Second, even if the charismatic leaders of the left were able to coalesce around a unified presidential candidate, the left-wing parties simply aren’t polling well enough to be confident of being competitive, let alone winning. In weekly polling done by Gallup Korea, the damage the current scandal has done to the ruling Saenuri Party is abundantly clear; since the beginning of September, party support has fallen 16 percent, from 34 percent to 18 percent, mirroring the collapse of support for Park herself, which has gone from 33 percent to 5 percent (it has since declined even further, according to some polls; Real Meter, however, has her at 11.5 percent). However, that decline in party popularity has not necessarily translated into support for the main opposition parties, the Minjoo Party and the People’s Party; the former has gained seven percent in the same period, the latter just one percent. The remainder of the disaffected electorate has drifted into the “don’t know” category, and it is probable that this group will return to the conservatives if and when the scandal subsides or they are asked to go into the voting booth. If Park were to leave or be forced out of the Saenuri Party, which is highly likely, and then also out of office, which would trigger an election, then once again a conservative party candidate would have an excellent chance of winning the presidency.

Thus, rational political calculation says that it is better for the left to leave Park in the Blue House and use her as a lightning rod for public discontent until the mandated presidential election comes around in December next year. But the people are of a different mind. An even bigger demonstration is scheduled for next Saturday, this time with professional organizers taking front-line positions. What they want is the president’s head; there is seemingly no appetite for the long game. This understandable desire for immediate catharsis may end up tying the hands of politicians, creating inertia that they can no longer resist.
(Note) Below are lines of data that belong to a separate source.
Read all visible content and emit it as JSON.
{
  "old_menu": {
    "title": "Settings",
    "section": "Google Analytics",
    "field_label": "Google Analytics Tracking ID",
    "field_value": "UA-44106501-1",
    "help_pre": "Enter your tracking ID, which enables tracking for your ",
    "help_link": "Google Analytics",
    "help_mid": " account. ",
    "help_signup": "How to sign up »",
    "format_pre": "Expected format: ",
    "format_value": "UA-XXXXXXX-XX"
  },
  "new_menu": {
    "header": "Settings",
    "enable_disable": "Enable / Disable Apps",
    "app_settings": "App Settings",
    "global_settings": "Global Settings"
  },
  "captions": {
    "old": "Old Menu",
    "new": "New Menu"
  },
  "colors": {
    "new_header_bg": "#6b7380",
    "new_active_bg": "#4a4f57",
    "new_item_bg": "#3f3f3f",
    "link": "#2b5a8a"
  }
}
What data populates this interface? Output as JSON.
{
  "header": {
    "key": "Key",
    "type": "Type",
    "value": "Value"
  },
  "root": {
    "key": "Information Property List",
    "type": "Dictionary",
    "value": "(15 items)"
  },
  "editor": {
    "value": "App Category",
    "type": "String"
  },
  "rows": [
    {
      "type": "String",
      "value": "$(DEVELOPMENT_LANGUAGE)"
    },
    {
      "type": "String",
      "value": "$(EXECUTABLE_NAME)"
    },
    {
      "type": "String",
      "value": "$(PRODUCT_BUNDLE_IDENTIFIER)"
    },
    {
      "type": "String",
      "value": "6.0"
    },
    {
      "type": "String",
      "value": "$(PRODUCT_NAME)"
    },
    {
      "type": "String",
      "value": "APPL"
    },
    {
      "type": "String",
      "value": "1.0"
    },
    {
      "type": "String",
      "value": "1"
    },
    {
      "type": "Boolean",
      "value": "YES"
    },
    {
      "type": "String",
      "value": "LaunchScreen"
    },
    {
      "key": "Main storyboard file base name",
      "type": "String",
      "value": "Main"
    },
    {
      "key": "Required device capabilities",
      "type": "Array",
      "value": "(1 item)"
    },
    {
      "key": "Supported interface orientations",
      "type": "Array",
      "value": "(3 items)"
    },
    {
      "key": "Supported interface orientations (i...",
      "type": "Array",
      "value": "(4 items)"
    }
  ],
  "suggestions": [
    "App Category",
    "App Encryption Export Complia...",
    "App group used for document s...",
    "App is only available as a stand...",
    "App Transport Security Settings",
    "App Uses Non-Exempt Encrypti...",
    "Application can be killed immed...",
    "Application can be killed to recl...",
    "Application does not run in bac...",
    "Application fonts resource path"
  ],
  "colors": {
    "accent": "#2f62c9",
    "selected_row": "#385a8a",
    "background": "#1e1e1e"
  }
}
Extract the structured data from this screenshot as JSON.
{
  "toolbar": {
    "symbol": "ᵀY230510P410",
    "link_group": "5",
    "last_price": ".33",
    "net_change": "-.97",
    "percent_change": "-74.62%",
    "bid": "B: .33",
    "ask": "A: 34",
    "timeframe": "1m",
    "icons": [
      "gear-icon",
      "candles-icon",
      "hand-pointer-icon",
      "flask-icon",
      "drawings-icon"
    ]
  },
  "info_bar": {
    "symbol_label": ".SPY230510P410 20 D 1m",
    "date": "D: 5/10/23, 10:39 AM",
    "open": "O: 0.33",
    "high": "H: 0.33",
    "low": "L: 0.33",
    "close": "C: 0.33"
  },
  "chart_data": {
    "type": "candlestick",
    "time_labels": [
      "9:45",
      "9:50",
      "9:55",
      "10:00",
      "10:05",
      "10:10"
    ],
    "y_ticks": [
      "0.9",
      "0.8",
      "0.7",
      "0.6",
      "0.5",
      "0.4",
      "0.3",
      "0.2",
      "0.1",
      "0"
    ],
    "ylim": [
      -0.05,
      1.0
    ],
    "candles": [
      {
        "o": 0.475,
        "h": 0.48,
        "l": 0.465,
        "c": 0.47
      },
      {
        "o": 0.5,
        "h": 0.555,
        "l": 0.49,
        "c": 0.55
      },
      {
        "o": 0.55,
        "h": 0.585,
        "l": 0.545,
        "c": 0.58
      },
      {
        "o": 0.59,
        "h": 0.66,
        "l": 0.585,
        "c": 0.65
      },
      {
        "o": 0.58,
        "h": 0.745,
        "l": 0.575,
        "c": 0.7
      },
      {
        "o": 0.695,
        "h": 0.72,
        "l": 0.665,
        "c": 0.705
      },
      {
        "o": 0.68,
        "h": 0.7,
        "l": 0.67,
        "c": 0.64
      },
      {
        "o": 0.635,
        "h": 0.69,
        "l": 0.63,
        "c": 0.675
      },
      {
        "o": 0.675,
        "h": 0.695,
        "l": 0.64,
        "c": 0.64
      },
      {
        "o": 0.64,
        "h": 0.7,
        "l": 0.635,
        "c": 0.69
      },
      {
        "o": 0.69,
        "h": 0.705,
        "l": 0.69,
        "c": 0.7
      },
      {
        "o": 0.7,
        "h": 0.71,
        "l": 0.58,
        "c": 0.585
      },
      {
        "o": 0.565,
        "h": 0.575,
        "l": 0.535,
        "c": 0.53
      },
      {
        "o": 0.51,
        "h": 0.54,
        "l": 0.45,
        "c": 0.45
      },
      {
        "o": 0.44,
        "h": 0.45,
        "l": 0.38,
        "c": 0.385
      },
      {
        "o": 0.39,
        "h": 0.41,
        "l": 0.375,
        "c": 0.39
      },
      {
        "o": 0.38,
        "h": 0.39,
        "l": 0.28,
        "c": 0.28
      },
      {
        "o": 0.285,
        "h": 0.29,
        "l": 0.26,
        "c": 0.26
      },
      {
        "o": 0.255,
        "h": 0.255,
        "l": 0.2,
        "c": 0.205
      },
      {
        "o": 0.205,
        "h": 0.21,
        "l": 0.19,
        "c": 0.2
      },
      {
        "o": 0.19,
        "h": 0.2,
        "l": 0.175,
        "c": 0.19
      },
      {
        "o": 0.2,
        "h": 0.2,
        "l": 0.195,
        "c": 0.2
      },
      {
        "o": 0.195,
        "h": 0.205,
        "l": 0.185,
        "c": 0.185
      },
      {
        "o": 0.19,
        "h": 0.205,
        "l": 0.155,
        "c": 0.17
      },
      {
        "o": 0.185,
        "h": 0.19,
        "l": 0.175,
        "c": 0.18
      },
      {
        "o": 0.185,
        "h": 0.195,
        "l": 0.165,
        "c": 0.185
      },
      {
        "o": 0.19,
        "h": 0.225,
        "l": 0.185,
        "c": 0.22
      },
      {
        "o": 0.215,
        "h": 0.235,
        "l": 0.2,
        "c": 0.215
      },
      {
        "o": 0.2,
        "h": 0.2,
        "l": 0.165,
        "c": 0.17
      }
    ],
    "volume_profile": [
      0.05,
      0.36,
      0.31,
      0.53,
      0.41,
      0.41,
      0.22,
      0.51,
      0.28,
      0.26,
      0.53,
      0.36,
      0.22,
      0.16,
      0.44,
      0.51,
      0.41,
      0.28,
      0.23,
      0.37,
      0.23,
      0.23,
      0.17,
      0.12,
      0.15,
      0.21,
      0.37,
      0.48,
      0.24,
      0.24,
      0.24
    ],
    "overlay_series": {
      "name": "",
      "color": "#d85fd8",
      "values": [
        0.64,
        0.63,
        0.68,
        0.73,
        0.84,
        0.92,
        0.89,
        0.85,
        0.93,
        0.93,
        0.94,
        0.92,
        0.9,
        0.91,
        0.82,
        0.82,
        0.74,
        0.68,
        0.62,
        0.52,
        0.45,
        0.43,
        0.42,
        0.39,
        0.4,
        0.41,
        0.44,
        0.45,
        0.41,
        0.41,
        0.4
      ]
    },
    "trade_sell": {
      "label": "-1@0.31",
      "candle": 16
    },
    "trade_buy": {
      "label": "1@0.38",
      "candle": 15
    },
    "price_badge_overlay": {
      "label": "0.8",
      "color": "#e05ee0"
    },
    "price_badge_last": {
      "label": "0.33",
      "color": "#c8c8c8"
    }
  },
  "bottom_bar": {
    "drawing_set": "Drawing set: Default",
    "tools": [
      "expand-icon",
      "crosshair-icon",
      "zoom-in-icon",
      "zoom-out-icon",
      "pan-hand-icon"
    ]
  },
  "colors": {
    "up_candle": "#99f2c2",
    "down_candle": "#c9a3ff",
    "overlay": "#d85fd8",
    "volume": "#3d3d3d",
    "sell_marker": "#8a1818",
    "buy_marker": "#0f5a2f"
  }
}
Strategy be damned, though, for nobody can afford to look unresponsive to the public’s emotional reaction to the current mega-scandal. Rather than come out in favor of Park’s resignation, therefore, the two main opposition parties have both put conditions on sitting around a table with her. If she were to fail to meet those conditions, one of which was the withdrawal of Kim Byong-joon’s nomination, opposition leaders say they would begin campaigning for Park to go once and for all. Salami-slicing demands in order to escalate the situation as slowly as possible makes sense in the political calculus, but the public has lost interest in that kind of strategizing. Those coming out on the streets each Saturday are part of a rich history of public dissent that has led to political change before; everybody recalls how, in the 1980s, the South Korean people brought down a military dictatorship with their own hands.

In the context of South Korean democratic politics, the public performs the role of gatekeeper. By the threat of mass protest, it sets limits on what the parties to a political dispute can do. This time it could backfire badly. Opposition politicians are being backed into a corner from which, if President Park does not yield to enough of their demands, they will not be able to readily escape. One consequence could be a conservative election victory in 2017.

Christopher Green is a researcher in Korean Studies at Leiden University in the Netherlands. He is currently co-editor of Sino-NK and formerly worked as Manager of International Affairs for Daily NK in Seoul.